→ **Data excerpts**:
-- -- --

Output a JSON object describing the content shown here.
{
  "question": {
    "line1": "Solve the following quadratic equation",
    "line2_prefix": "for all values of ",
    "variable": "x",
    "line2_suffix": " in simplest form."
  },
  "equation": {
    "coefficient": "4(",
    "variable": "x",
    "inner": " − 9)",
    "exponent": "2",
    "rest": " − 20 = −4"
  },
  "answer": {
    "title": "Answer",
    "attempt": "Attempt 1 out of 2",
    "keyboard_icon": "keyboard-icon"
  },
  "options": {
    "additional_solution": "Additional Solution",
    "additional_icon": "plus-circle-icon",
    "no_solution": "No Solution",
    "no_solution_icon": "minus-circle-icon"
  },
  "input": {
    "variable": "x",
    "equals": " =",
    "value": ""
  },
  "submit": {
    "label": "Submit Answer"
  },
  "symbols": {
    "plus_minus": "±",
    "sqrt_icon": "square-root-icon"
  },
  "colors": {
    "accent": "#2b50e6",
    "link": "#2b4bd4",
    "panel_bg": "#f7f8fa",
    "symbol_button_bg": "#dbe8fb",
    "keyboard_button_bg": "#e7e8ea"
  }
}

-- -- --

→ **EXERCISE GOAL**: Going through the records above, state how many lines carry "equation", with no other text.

→ **YOUR SOLUTION**: 2